After spending weeks, maybe months, investing countless hours in reviewing resumes and interviewing candidates, you’ll want to make sure that the number one candidate who’s accepted the position doesn’t change their mind.
While most professionals who sign an offer letter follow through on their commitment, don’t assume that everything will go smoothly. Things happen.
Once the resignation has been tendered, your new hire is suddenly in limbo, a “Man without a country”. It can be an uncomfortable position for them:
- Workplace “friends” may no longer be so friendly.
- Everyone begins to ask, “Why are you leaving?”
- The work day seems to never end.
- They’re no longer invited to meetings, nor involved with future projects.

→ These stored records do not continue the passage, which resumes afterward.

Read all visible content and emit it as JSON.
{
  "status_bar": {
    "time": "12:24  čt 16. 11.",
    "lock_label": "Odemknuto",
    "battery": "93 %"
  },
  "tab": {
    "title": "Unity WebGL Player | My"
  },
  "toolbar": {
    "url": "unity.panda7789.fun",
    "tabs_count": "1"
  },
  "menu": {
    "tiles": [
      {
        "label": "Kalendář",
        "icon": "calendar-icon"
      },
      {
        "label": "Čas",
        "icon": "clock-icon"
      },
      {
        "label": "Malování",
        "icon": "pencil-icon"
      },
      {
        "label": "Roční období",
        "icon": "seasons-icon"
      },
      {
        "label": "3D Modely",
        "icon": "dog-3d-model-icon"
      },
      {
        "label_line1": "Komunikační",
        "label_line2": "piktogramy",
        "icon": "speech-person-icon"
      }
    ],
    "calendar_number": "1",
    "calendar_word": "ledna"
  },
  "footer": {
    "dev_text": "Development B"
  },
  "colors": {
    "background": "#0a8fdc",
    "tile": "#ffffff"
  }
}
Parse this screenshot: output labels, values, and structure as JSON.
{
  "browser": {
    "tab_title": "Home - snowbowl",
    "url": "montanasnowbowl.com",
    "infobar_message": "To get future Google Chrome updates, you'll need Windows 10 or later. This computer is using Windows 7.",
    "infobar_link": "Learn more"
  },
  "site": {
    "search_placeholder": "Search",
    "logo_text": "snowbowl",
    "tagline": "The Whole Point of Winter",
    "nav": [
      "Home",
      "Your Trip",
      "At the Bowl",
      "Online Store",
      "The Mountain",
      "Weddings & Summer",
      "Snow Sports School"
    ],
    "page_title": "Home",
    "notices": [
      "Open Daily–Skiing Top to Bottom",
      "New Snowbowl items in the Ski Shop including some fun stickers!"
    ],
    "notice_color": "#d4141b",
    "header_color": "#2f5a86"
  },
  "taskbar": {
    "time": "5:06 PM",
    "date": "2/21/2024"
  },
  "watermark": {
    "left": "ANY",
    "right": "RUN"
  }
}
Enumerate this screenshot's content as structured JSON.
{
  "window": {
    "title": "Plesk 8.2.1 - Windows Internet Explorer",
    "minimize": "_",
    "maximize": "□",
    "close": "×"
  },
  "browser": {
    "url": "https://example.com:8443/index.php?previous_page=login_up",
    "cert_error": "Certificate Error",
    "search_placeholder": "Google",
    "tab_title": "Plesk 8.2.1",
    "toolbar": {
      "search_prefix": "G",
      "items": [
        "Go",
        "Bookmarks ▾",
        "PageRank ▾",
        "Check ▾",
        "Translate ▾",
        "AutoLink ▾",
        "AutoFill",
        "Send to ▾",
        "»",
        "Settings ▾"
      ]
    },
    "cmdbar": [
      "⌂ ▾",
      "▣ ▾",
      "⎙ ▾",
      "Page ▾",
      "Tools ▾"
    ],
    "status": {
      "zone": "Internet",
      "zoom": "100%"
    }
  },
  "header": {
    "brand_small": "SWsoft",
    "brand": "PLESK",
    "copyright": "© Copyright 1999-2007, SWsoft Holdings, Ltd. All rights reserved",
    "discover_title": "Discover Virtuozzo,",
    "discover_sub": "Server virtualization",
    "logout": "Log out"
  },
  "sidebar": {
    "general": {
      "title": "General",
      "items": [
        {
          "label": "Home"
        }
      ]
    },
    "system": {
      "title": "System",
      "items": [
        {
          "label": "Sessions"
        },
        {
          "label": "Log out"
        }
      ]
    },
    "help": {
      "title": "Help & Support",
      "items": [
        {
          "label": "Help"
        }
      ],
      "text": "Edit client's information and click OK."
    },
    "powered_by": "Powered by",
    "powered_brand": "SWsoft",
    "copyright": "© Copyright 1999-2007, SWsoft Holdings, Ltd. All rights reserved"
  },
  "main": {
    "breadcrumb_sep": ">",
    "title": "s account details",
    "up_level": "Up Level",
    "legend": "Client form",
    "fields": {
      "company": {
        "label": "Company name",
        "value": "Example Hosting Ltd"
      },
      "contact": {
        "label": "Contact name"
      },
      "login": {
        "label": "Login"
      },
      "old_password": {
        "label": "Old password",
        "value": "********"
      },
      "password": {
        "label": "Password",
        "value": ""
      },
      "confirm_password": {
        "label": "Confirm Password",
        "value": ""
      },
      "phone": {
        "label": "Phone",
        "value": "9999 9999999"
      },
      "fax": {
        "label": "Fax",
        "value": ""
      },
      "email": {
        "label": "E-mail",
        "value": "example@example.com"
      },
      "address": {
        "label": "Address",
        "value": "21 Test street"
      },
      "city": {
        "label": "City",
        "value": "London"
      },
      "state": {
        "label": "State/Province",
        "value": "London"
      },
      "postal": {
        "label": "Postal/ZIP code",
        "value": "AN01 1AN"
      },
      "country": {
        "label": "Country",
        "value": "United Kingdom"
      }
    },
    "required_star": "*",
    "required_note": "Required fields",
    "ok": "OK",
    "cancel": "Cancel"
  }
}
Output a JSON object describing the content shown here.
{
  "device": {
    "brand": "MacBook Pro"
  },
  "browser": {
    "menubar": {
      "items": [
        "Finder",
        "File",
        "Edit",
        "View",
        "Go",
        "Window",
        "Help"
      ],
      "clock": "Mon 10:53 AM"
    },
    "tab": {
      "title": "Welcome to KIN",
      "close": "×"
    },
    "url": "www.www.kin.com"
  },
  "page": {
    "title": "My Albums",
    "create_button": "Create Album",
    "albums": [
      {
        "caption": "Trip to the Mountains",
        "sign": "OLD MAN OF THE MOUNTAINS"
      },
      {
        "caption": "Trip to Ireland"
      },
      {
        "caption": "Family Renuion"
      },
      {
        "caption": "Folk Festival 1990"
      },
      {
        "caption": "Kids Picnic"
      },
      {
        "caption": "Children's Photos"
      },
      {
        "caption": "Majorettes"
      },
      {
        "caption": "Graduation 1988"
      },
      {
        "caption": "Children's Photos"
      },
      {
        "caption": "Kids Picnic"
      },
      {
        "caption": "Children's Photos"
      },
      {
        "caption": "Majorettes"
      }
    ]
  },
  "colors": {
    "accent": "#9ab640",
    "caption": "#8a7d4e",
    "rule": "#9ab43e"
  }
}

- Family members may resist change such as relocating, causing stress for your hire.
You want to make sure that your new hires don’t feel like they’re stuck “between a rock and a hard place.”
Paving the way:
- Find out when a candidate will tender the resignation and follow up to make sure that it happened. Share personal experiences you may have had when resigning.
- Stay in contact. Encourage company leadership and new coworkers to make contact via personal calls and emails. Crank up the neighborhood welcoming committee.
- Be ready with a plan if the current employer makes a counter offer. Counter offers come in the form of more money, promises of a better future, and appeals to one’s emotions of guilt and loyalty.
- Invite your new hires to company functions that may be scheduled prior to their start date.
- Announce their addition to your team through a press release and on the website—with their permission, of course.
Remember, maintaining contact during the transition period is cheap insurance against repeating a search.